> _Exercise aim_
What lines of the listing include the string "JSON"? Show them all.
Top of Available records
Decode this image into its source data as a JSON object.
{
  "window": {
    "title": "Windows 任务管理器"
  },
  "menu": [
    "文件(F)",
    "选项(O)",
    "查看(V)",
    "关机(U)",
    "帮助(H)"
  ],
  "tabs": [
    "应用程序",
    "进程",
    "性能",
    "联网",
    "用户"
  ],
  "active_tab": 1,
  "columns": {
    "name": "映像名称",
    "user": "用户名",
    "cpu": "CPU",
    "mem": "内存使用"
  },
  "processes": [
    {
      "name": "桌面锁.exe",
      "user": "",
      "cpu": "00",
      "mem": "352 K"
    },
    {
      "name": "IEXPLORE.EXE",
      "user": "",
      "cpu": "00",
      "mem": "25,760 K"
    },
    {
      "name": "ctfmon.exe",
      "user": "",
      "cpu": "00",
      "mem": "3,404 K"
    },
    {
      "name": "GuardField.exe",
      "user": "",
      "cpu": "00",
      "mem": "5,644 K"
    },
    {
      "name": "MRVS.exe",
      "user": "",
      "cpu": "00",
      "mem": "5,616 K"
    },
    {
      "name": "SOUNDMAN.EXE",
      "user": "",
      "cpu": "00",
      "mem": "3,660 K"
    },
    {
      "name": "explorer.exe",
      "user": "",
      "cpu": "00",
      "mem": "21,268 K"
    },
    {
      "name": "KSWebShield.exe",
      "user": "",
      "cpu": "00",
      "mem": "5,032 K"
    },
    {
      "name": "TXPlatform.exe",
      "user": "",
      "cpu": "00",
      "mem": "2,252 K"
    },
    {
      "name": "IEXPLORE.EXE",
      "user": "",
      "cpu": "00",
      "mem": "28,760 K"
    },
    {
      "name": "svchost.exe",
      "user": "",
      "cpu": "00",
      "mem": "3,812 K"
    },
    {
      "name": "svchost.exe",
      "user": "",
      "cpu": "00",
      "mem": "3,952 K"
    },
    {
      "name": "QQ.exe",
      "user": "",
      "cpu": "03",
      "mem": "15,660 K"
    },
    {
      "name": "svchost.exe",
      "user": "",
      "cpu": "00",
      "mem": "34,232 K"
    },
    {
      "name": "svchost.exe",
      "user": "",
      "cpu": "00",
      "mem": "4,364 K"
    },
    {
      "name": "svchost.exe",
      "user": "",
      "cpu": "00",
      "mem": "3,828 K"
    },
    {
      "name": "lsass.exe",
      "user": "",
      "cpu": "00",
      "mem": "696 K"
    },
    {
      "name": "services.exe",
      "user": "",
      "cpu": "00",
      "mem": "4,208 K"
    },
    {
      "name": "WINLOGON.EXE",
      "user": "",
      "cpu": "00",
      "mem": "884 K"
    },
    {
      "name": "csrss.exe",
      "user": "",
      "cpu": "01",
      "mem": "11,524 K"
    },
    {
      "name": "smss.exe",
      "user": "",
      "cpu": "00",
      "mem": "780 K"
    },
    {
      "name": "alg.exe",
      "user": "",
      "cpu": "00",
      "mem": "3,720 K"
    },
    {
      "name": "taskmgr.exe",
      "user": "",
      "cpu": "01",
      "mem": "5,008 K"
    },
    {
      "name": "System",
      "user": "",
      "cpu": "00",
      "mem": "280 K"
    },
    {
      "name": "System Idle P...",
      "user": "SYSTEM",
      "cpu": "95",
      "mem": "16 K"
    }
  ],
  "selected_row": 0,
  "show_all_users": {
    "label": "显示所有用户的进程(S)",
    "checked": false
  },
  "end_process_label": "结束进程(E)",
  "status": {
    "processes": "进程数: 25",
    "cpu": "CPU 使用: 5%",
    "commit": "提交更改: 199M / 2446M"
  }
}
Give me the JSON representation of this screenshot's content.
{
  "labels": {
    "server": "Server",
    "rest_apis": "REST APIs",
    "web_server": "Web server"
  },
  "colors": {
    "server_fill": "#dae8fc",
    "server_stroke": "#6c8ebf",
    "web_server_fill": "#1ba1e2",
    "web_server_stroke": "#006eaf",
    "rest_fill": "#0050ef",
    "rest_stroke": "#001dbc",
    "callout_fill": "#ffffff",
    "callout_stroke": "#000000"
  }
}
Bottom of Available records
> _Response area_
Decode this image into its source data as a JSON object.
Give me the JSON representation of this screenshot's content.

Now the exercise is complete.